DATA FOR ANALYSIS:
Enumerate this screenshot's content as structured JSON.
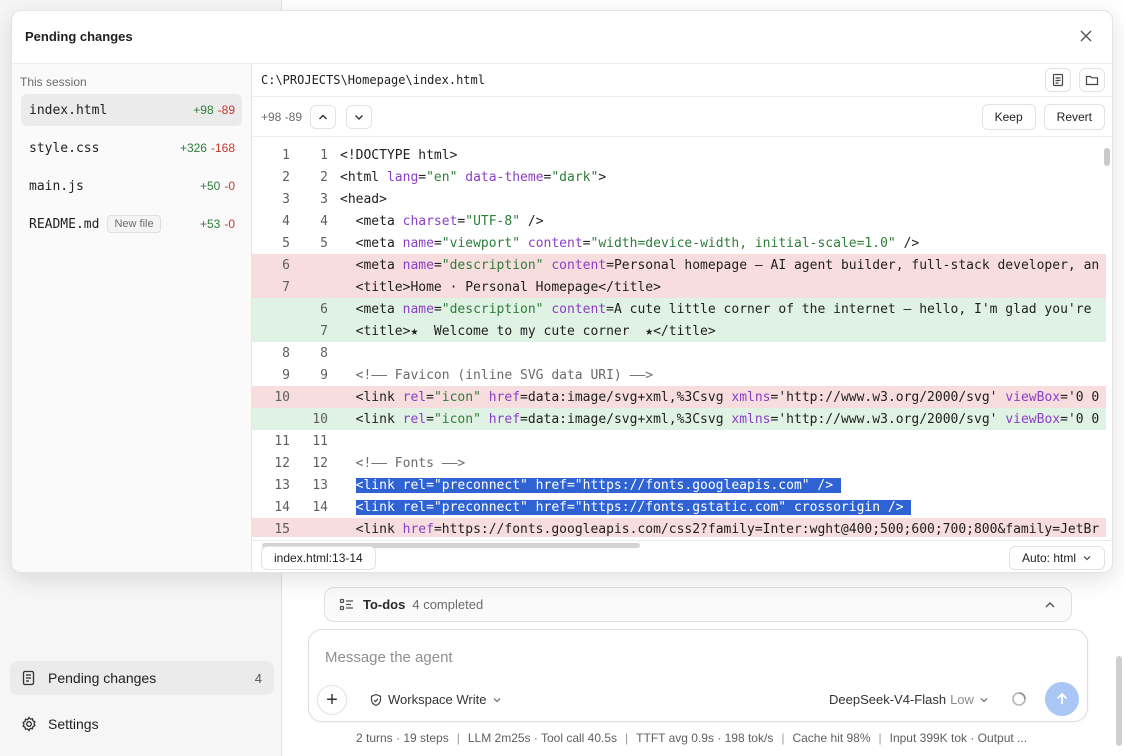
{
  "sidebar": {
    "pending_label": "Pending changes",
    "pending_count": "4",
    "settings_label": "Settings"
  },
  "todos": {
    "label": "To-dos",
    "summary": "4 completed"
  },
  "composer": {
    "placeholder": "Message the agent",
    "mode": "Workspace Write",
    "model": "DeepSeek-V4-Flash",
    "level": "Low"
  },
  "status": {
    "turns": "2 turns · 19 steps",
    "llm": "LLM 2m25s · Tool call 40.5s",
    "ttft": "TTFT avg 0.9s · 198 tok/s",
    "cache": "Cache hit 98%",
    "tokens": "Input 399K tok · Output ..."
  },
  "modal": {
    "title": "Pending changes",
    "section": "This session",
    "files": [
      {
        "name": "index.html",
        "add": "+98",
        "del": "-89",
        "badge": ""
      },
      {
        "name": "style.css",
        "add": "+326",
        "del": "-168",
        "badge": ""
      },
      {
        "name": "main.js",
        "add": "+50",
        "del": "-0",
        "badge": ""
      },
      {
        "name": "README.md",
        "add": "+53",
        "del": "-0",
        "badge": "New file"
      }
    ],
    "path": "C:\\PROJECTS\\Homepage\\index.html",
    "diffstat": "+98 -89",
    "keep": "Keep",
    "revert": "Revert",
    "selection_range": "index.html:13-14",
    "language": "Auto: html"
  },
  "code_lines": [
    {
      "old": "1",
      "new": "1",
      "kind": "ctx",
      "text": "<!DOCTYPE html>"
    },
    {
      "old": "2",
      "new": "2",
      "kind": "ctx",
      "text": "<html lang=\"en\" data-theme=\"dark\">"
    },
    {
      "old": "3",
      "new": "3",
      "kind": "ctx",
      "text": "<head>"
    },
    {
      "old": "4",
      "new": "4",
      "kind": "ctx",
      "text": "  <meta charset=\"UTF-8\" />"
    },
    {
      "old": "5",
      "new": "5",
      "kind": "ctx",
      "text": "  <meta name=\"viewport\" content=\"width=device-width, initial-scale=1.0\" />"
    },
    {
      "old": "6",
      "new": "",
      "kind": "del",
      "text": "  <meta name=\"description\" content=\"Personal homepage — AI agent builder, full-stack developer, an"
    },
    {
      "old": "7",
      "new": "",
      "kind": "del",
      "text": "  <title>Home · Personal Homepage</title>"
    },
    {
      "old": "",
      "new": "6",
      "kind": "add",
      "text": "  <meta name=\"description\" content=\"A cute little corner of the internet — hello, I'm glad you're"
    },
    {
      "old": "",
      "new": "7",
      "kind": "add",
      "text": "  <title>★  Welcome to my cute corner  ★</title>"
    },
    {
      "old": "8",
      "new": "8",
      "kind": "ctx",
      "text": ""
    },
    {
      "old": "9",
      "new": "9",
      "kind": "ctx",
      "text": "  <!—— Favicon (inline SVG data URI) ——>"
    },
    {
      "old": "10",
      "new": "",
      "kind": "del",
      "text": "  <link rel=\"icon\" href=\"data:image/svg+xml,%3Csvg xmlns='http://www.w3.org/2000/svg' viewBox='0 0"
    },
    {
      "old": "",
      "new": "10",
      "kind": "add",
      "text": "  <link rel=\"icon\" href=\"data:image/svg+xml,%3Csvg xmlns='http://www.w3.org/2000/svg' viewBox='0 0"
    },
    {
      "old": "11",
      "new": "11",
      "kind": "ctx",
      "text": ""
    },
    {
      "old": "12",
      "new": "12",
      "kind": "ctx",
      "text": "  <!—— Fonts ——>"
    },
    {
      "old": "13",
      "new": "13",
      "kind": "sel",
      "text": "  <link rel=\"preconnect\" href=\"https://fonts.googleapis.com\" />"
    },
    {
      "old": "14",
      "new": "14",
      "kind": "sel",
      "text": "  <link rel=\"preconnect\" href=\"https://fonts.gstatic.com\" crossorigin />"
    },
    {
      "old": "15",
      "new": "",
      "kind": "del",
      "text": "  <link href=\"https://fonts.googleapis.com/css2?family=Inter:wght@400;500;600;700;800&family=JetBr"
    }
  ]
}
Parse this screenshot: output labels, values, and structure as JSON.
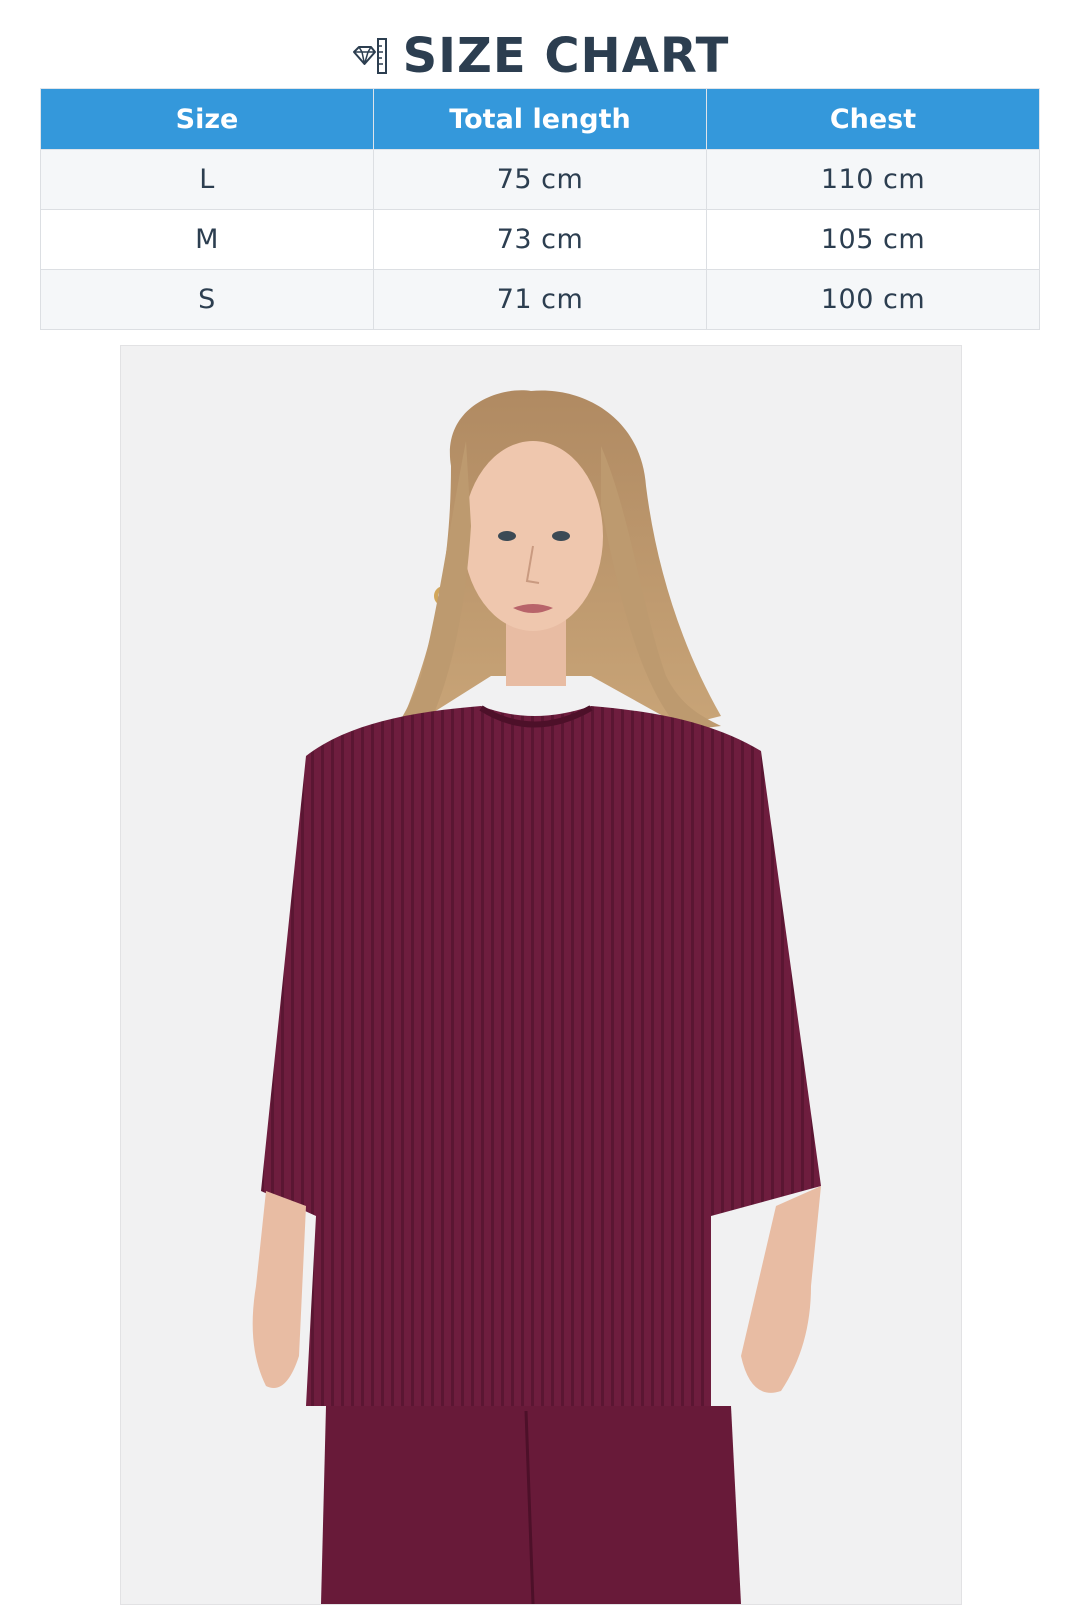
{
  "header": {
    "title": "SIZE CHART",
    "icon": "ruler-diamond-icon"
  },
  "table": {
    "columns": [
      "Size",
      "Total length",
      "Chest"
    ],
    "rows": [
      [
        "L",
        "75 cm",
        "110 cm"
      ],
      [
        "M",
        "73 cm",
        "105 cm"
      ],
      [
        "S",
        "71 cm",
        "100 cm"
      ]
    ]
  },
  "photo": {
    "subject": "model-in-burgundy-ribbed-top",
    "garment_color": "#6e1d3e",
    "background_color": "#f1f1f2"
  },
  "colors": {
    "header_bg": "#3498db",
    "text": "#2c3e50"
  }
}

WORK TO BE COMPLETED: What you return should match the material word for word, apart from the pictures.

ANSWER FOR THIS EXERCISE:
Enumerate this screenshot's content as structured JSON.
{
  "sidebar": {
    "pending_label": "Pending changes",
    "pending_count": "4",
    "settings_label": "Settings"
  },
  "todos": {
    "label": "To-dos",
    "summary": "4 completed"
  },
  "composer": {
    "placeholder": "Message the agent",
    "mode": "Workspace Write",
    "model": "DeepSeek-V4-Flash",
    "level": "Low"
  },
  "status": {
    "turns": "2 turns · 19 steps",
    "llm": "LLM 2m25s · Tool call 40.5s",
    "ttft": "TTFT avg 0.9s · 198 tok/s",
    "cache": "Cache hit 98%",
    "tokens": "Input 399K tok · Output ..."
  },
  "modal": {
    "title": "Pending changes",
    "section": "This session",
    "files": [
      {
        "name": "index.html",
        "add": "+98",
        "del": "-89",
        "badge": ""
      },
      {
        "name": "style.css",
        "add": "+326",
        "del": "-168",
        "badge": ""
      },
      {
        "name": "main.js",
        "add": "+50",
        "del": "-0",
        "badge": ""
      },
      {
        "name": "README.md",
        "add": "+53",
        "del": "-0",
        "badge": "New file"
      }
    ],
    "path": "C:\\PROJECTS\\Homepage\\index.html",
    "diffstat": "+98 -89",
    "keep": "Keep",
    "revert": "Revert",
    "selection_range": "index.html:13-14",
    "language": "Auto: html"
  },
  "code_lines": [
    {
      "old": "1",
      "new": "1",
      "kind": "ctx",
      "text": "<!DOCTYPE html>"
    },
    {
      "old": "2",
      "new": "2",
      "kind": "ctx",
      "text": "<html lang=\"en\" data-theme=\"dark\">"
    },
    {
      "old": "3",
      "new": "3",
      "kind": "ctx",
      "text": "<head>"
    },
    {
      "old": "4",
      "new": "4",
      "kind": "ctx",
      "text": "  <meta charset=\"UTF-8\" />"
    },
    {
      "old": "5",
      "new": "5",
      "kind": "ctx",
      "text": "  <meta name=\"viewport\" content=\"width=device-width, initial-scale=1.0\" />"
    },
    {
      "old": "6",
      "new": "",
      "kind": "del",
      "text": "  <meta name=\"description\" content=\"Personal homepage — AI agent builder, full-stack developer, an"
    },
    {
      "old": "7",
      "new": "",
      "kind": "del",
      "text": "  <title>Home · Personal Homepage</title>"
    },
    {
      "old": "",
      "new": "6",
      "kind": "add",
      "text": "  <meta name=\"description\" content=\"A cute little corner of the internet — hello, I'm glad you're"
    },
    {
      "old": "",
      "new": "7",
      "kind": "add",
      "text": "  <title>★  Welcome to my cute corner  ★</title>"
    },
    {
      "old": "8",
      "new": "8",
      "kind": "ctx",
      "text": ""
    },
    {
      "old": "9",
      "new": "9",
      "kind": "ctx",
      "text": "  <!—— Favicon (inline SVG data URI) ——>"
    },
    {
      "old": "10",
      "new": "",
      "kind": "del",
      "text": "  <link rel=\"icon\" href=\"data:image/svg+xml,%3Csvg xmlns='http://www.w3.org/2000/svg' viewBox='0 0"
    },
    {
      "old": "",
      "new": "10",
      "kind": "add",
      "text": "  <link rel=\"icon\" href=\"data:image/svg+xml,%3Csvg xmlns='http://www.w3.org/2000/svg' viewBox='0 0"
    },
    {
      "old": "11",
      "new": "11",
      "kind": "ctx",
      "text": ""
    },
    {
      "old": "12",
      "new": "12",
      "kind": "ctx",
      "text": "  <!—— Fonts ——>"
    },
    {
      "old": "13",
      "new": "13",
      "kind": "sel",
      "text": "  <link rel=\"preconnect\" href=\"https://fonts.googleapis.com\" />"
    },
    {
      "old": "14",
      "new": "14",
      "kind": "sel",
      "text": "  <link rel=\"preconnect\" href=\"https://fonts.gstatic.com\" crossorigin />"
    },
    {
      "old": "15",
      "new": "",
      "kind": "del",
      "text": "  <link href=\"https://fonts.googleapis.com/css2?family=Inter:wght@400;500;600;700;800&family=JetBr"
    }
  ]
}
Parse this screenshot: output labels, values, and structure as JSON.
{
  "header": {
    "title": "SIZE CHART",
    "icon": "ruler-diamond-icon"
  },
  "table": {
    "columns": [
      "Size",
      "Total length",
      "Chest"
    ],
    "rows": [
      [
        "L",
        "75 cm",
        "110 cm"
      ],
      [
        "M",
        "73 cm",
        "105 cm"
      ],
      [
        "S",
        "71 cm",
        "100 cm"
      ]
    ]
  },
  "photo": {
    "subject": "model-in-burgundy-ribbed-top",
    "garment_color": "#6e1d3e",
    "background_color": "#f1f1f2"
  },
  "colors": {
    "header_bg": "#3498db",
    "text": "#2c3e50"
  }
}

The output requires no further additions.